  5. ^ "The Ashley Library; Purchase For The Nation, The Late T. J. Wise And His Books". The Times. 11 September 1937. p. 11. "The purchase consists of about 7,000 volumes, both printed and in manuscript, and no comparable addition to the British Museum Library has been made since 1846, when Thomas Grenville bequeathed his collection." 
  6. ^ Marsden, W. A. (January 1938), "The Ashley Library", The British Museum Quarterly (British Museum) 12.1: 20–21, JSTOR 4422035, "The Ashley Library, which is to be kept together, printed books and manuscripts, is as yet unsorted and temporarily assembled in one of the newly constructed rooms in the West Wing of the Old Library. There it awaits detailed examination and the affixing of the official stamp to each book and document; after which it will be finally arranged, press-marked, and installed in a room adjacent to the King's Library, which is to be specially constructed to contain it in its original book- cases, which have been given by Mrs Wise." 

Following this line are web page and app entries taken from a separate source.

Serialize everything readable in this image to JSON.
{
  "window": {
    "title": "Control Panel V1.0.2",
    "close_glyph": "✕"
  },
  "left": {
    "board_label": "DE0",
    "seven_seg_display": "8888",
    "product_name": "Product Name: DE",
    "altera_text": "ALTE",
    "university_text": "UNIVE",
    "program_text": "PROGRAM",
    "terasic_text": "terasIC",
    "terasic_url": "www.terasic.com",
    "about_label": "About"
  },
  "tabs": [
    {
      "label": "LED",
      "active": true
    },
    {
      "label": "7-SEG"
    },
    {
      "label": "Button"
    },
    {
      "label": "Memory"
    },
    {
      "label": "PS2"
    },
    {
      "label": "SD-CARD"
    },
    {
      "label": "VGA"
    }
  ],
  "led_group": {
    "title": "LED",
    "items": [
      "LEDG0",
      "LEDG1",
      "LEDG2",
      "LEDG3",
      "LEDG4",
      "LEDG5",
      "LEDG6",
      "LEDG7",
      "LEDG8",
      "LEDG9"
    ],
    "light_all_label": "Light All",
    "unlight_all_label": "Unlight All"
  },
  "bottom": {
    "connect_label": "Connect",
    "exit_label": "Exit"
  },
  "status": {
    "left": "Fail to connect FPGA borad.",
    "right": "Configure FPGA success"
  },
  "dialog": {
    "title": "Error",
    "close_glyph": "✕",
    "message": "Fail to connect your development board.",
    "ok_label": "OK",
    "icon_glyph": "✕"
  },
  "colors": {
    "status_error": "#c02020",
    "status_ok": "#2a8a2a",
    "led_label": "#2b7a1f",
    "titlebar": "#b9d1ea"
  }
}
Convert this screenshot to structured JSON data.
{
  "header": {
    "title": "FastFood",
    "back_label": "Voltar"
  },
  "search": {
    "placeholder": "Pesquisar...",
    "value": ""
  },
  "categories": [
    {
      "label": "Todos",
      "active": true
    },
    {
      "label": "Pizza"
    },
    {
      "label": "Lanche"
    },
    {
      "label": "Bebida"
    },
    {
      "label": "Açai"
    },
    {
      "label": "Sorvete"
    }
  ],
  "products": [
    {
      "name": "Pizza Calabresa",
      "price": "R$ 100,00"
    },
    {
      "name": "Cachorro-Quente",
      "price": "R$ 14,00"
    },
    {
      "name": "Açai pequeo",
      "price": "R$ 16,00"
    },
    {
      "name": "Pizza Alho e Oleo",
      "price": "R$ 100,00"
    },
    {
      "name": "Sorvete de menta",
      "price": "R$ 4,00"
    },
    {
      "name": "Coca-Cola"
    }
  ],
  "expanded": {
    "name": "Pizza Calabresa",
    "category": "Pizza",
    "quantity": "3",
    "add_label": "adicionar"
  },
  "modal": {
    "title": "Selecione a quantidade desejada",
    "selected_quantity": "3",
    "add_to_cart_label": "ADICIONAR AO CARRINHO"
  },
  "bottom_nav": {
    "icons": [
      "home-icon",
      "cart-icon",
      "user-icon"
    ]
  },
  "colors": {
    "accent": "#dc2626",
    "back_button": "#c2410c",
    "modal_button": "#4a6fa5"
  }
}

  7. ^ Named Collections of Printed Materials, British Library, archived from the original on 2011-01-24 
  8. ^ Jackson, Holbrook (2001) [1930], The anatomy of bibliomania (reprint ed.), University of Illinois Press, p. 450, ISBN 978-0-252-07043-3 
  9. ^ a b Burnett, T A J; Wise, Thomas James (1999), The British Library catalogue of the Ashley manuscripts, British Library, ISBN 978-0-7123-4572-9 , British Library record SYS:006760053
  10. ^ (Foxon 1959, p. 1), "...a total of 206 leaves were stolen from the Museum's early quartos. Eighty-nine of these have been identified in Ashley copies and sixty in Wrenn copies; up to fifteen more may be added to this total from three suspect Wrenn copies... my personal opinion is that the plays are probably the only class where thefts were widespread."
  11. ^ "Harry Ransom Center, John Henry Wrenn Library". University of Texas at Austin. Retrieved 2011-01-26. 
  12. ^ (Foxon 1959, p. 3), "In general it seems likely that Wise would not have risked sharing his guilty knowledge with an emissary but would have made the thefts himself; the rest of this study is written on that assumption."

Sources[edit]

  • Foxon, David Fairweather (1959), "Thomas J. Wise and the pre-Restoration drama: a study in theft and sophistication", Transactions: Supplement, Bibliographical Society (Great Britain) (Bibliographcal Society) 19, OCLC 1470724